Have you ever seen the Mel Gibson/Julia Roberts movie, “Conspiracy Theory”, about a paranoid man who believes there are conspiracies everywhere and that someone is out to get him? He concocts so many conspiracies, that he is eventually bound to run into a real one….and he does.
As the mother of three growing farm boys, I often sympathize with Mel’s character. I see plots everywhere in their innocent utterings of “Nothing”, “Not me”, “No, I don’t know where that is”. I admit that their conspiracies are generally limited to things like storing all of their dirty (and clean) clothes under their bed because it is easier than carrying the hamper to the laundry room or folding and putting them away.
I try to stay on top of these so that when they are teenagers, they know they will never be able to pull the wool over Mom’s eyes (**delusion alert**). A couple days ago, I found out about a real, full-fledged, “don’t tell Mom”, farm-boy conspiracy theory. Before I launch into the conspiracy, it will help if I provide some background.
We have accumulated a motley flock of colorful chickens. All of them are here due to the pleading of my sons and not because I wanted them. To their credit, the boys take excellent care of and really seem to like their chickens. Of course, some of the chicks we acquired were destined to be roosters. At one point, we had four mature roosters. During certain parts of the year they were unbearable. They fought, fought, and fought some more. These lovestruck roosters were also great at tearing feathers off the backs of the hens, which makes them unsuitable for showing at the county fair.
Those roosters, their fighting, and the resulting tears from upset children (when their favorite rooster or hen was injured) were an aggravating part of my existence. I spent countless hours (and too much money) building or improvising pens to keep those roosters away from the hens and each other. The boys really wanted to hatch out some of their own eggs and I refused, because it would inevitably lead to more roosters. Instead, I took them to the local farm store and we picked out six nice pullets (female chicks).
They seemed happy for a while, but we’re soon again asking if they could hatch their own chicks. Because winter was coming, I managed to hold off their requests….until January.
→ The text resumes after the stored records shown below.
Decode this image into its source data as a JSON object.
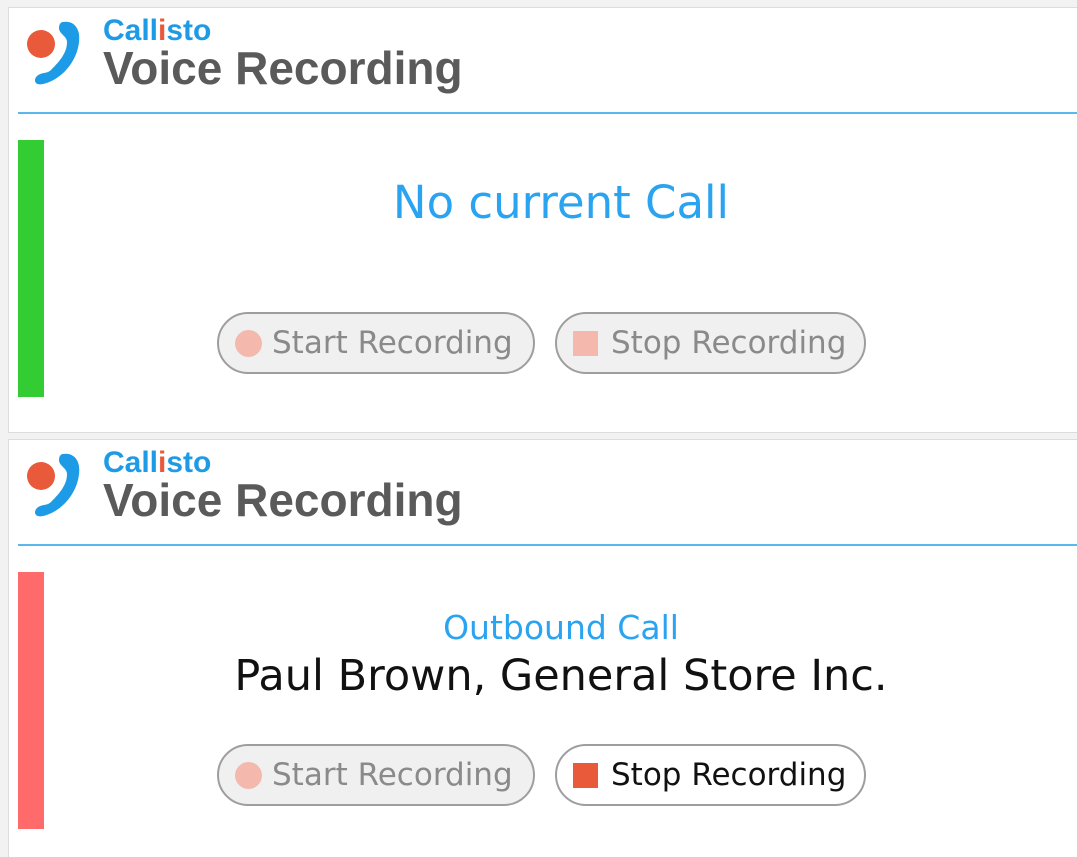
{
  "brand": {
    "name_prefix": "Call",
    "name_accent": "i",
    "name_suffix": "sto",
    "app_title": "Voice Recording"
  },
  "colors": {
    "brand_blue": "#1e9be6",
    "brand_orange": "#e85a3a",
    "idle_indicator": "#33cc33",
    "active_indicator": "#ff6b6b",
    "start_icon_disabled": "#f4b8ad",
    "stop_icon_disabled": "#f4b8ad",
    "stop_icon_enabled": "#e85a3a"
  },
  "panels": [
    {
      "state": "idle",
      "call_status": "No current Call",
      "caller": "",
      "start_label": "Start Recording",
      "stop_label": "Stop Recording",
      "start_enabled": false,
      "stop_enabled": false
    },
    {
      "state": "active",
      "call_status": "Outbound Call",
      "caller": "Paul Brown, General Store Inc.",
      "start_label": "Start Recording",
      "stop_label": "Stop Recording",
      "start_enabled": false,
      "stop_enabled": true
    }
  ]
}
Unbeknownst to me, a couple of the hens started to “set”. For those who don’t live on farms, that means that they get very protective and spend most of their time setting on the eggs, which incubates them. The boys noticed this behavior and left the eggs with those hens, hoping for chicks. All the while, their confused mother was wondering why the number of eggs making it to the house suddenly dropped off.
I was alerted to their scheme by my farmer hubby, who was worried that I might accidentally bring those eggs in the house one day and mix them with the good eggs. In about 10 days or so, we will know if the Great Chick Conspiracy worked. As a precaution, I probably should get started building some rooster pens now.